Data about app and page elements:

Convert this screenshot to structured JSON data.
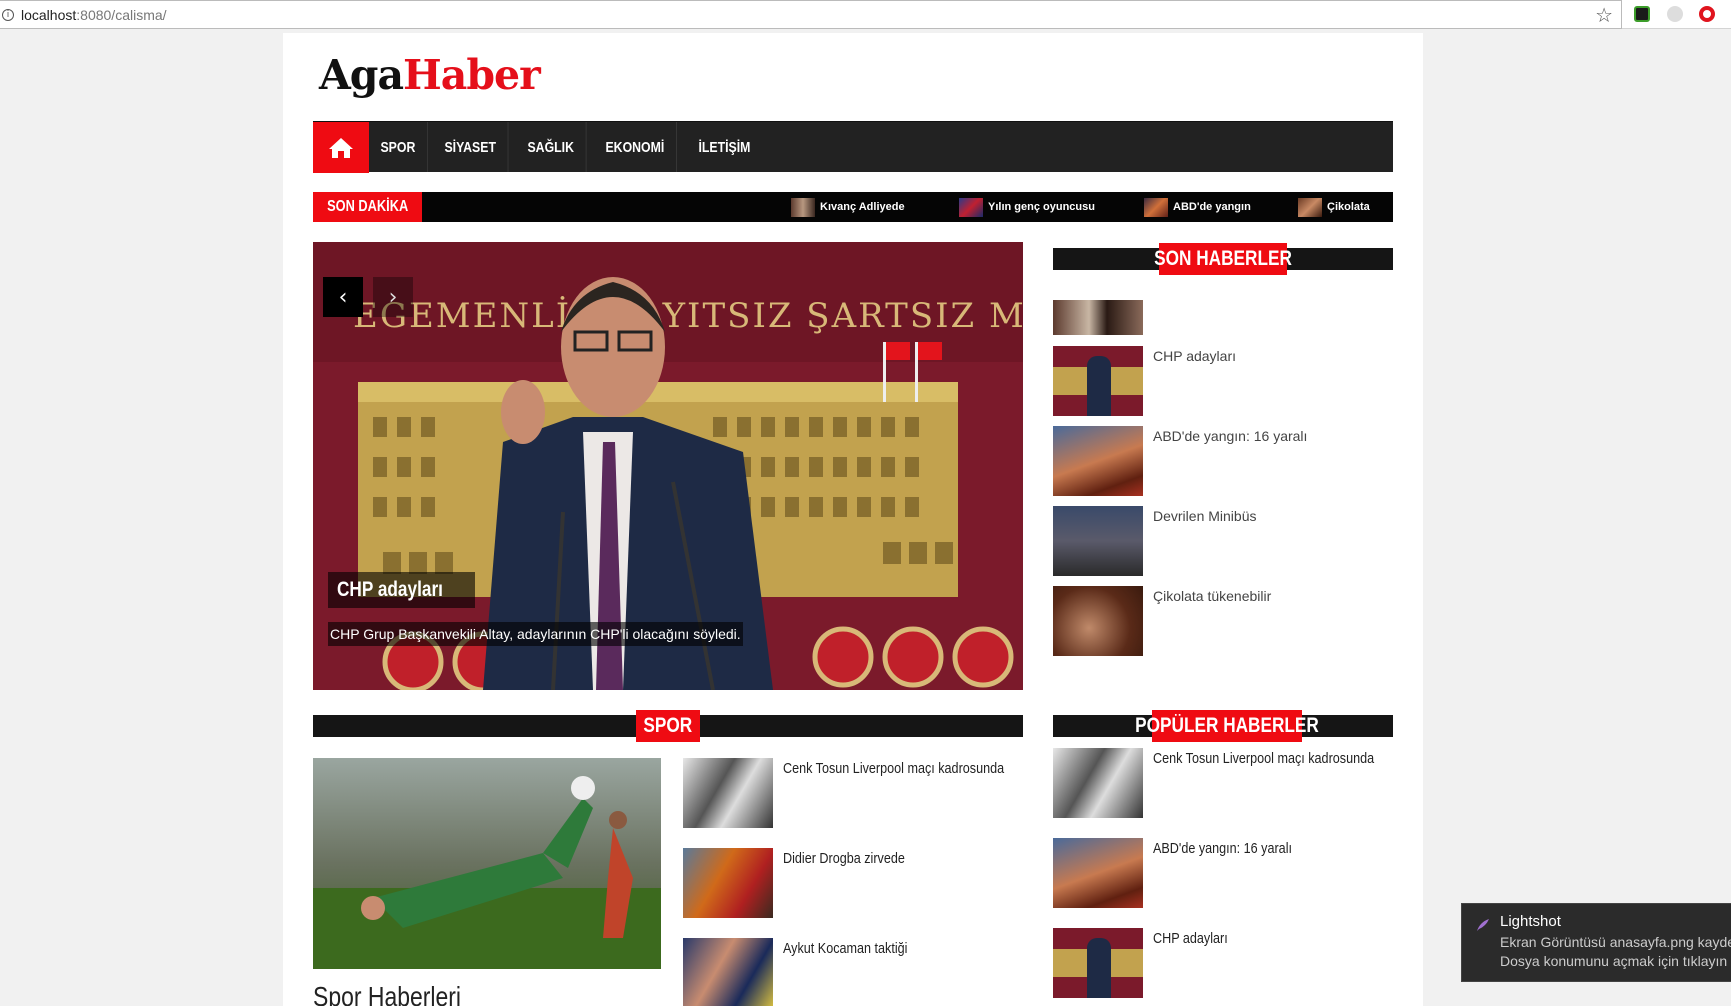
{
  "browser": {
    "url_host": "localhost",
    "url_rest": ":8080/calisma/",
    "info_glyph": "i",
    "star_glyph": "☆"
  },
  "site": {
    "logo_a": "Aga",
    "logo_b": "Haber",
    "brand_color": "#e50f1a"
  },
  "nav": {
    "home_icon": "home-icon",
    "items": [
      "SPOR",
      "SİYASET",
      "SAĞLIK",
      "EKONOMİ",
      "İLETİŞİM"
    ]
  },
  "ticker": {
    "label": "SON DAKİKA",
    "items": [
      "Kıvanç Adliyede",
      "Yılın genç oyuncusu",
      "ABD'de yangın",
      "Çikolata"
    ]
  },
  "slider": {
    "title": "CHP adayları",
    "text": "CHP Grup Başkanvekili Altay, adaylarının CHP'li olacağını söyledi.",
    "banner": "EGEMENLİK KAYITSIZ ŞARTSIZ MİLLETİNDİR",
    "prev_glyph": "‹",
    "next_glyph": "›"
  },
  "son_haberler": {
    "label": "SON HABERLER",
    "items": [
      "",
      "CHP adayları",
      "ABD'de yangın: 16 yaralı",
      "Devrilen Minibüs",
      "Çikolata tükenebilir"
    ]
  },
  "spor": {
    "label": "SPOR",
    "caption": "Spor Haberleri",
    "items": [
      "Cenk Tosun Liverpool maçı kadrosunda",
      "Didier Drogba zirvede",
      "Aykut Kocaman taktiği"
    ]
  },
  "populer": {
    "label": "POPÜLER HABERLER",
    "items": [
      "Cenk Tosun Liverpool maçı kadrosunda",
      "ABD'de yangın: 16 yaralı",
      "CHP adayları"
    ]
  },
  "toast": {
    "title": "Lightshot",
    "line1": "Ekran Görüntüsü anasayfa.png kaydedildi",
    "line2": "Dosya konumunu açmak için tıklayın"
  }
}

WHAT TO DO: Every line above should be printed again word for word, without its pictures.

RESPONSE TO THIS TASK:
Convert this screenshot to structured JSON data.
{
  "browser": {
    "url_host": "localhost",
    "url_rest": ":8080/calisma/",
    "info_glyph": "i",
    "star_glyph": "☆"
  },
  "site": {
    "logo_a": "Aga",
    "logo_b": "Haber",
    "brand_color": "#e50f1a"
  },
  "nav": {
    "home_icon": "home-icon",
    "items": [
      "SPOR",
      "SİYASET",
      "SAĞLIK",
      "EKONOMİ",
      "İLETİŞİM"
    ]
  },
  "ticker": {
    "label": "SON DAKİKA",
    "items": [
      "Kıvanç Adliyede",
      "Yılın genç oyuncusu",
      "ABD'de yangın",
      "Çikolata"
    ]
  },
  "slider": {
    "title": "CHP adayları",
    "text": "CHP Grup Başkanvekili Altay, adaylarının CHP'li olacağını söyledi.",
    "banner": "EGEMENLİK KAYITSIZ ŞARTSIZ MİLLETİNDİR",
    "prev_glyph": "‹",
    "next_glyph": "›"
  },
  "son_haberler": {
    "label": "SON HABERLER",
    "items": [
      "",
      "CHP adayları",
      "ABD'de yangın: 16 yaralı",
      "Devrilen Minibüs",
      "Çikolata tükenebilir"
    ]
  },
  "spor": {
    "label": "SPOR",
    "caption": "Spor Haberleri",
    "items": [
      "Cenk Tosun Liverpool maçı kadrosunda",
      "Didier Drogba zirvede",
      "Aykut Kocaman taktiği"
    ]
  },
  "populer": {
    "label": "POPÜLER HABERLER",
    "items": [
      "Cenk Tosun Liverpool maçı kadrosunda",
      "ABD'de yangın: 16 yaralı",
      "CHP adayları"
    ]
  },
  "toast": {
    "title": "Lightshot",
    "line1": "Ekran Görüntüsü anasayfa.png kaydedildi",
    "line2": "Dosya konumunu açmak için tıklayın"
  }
}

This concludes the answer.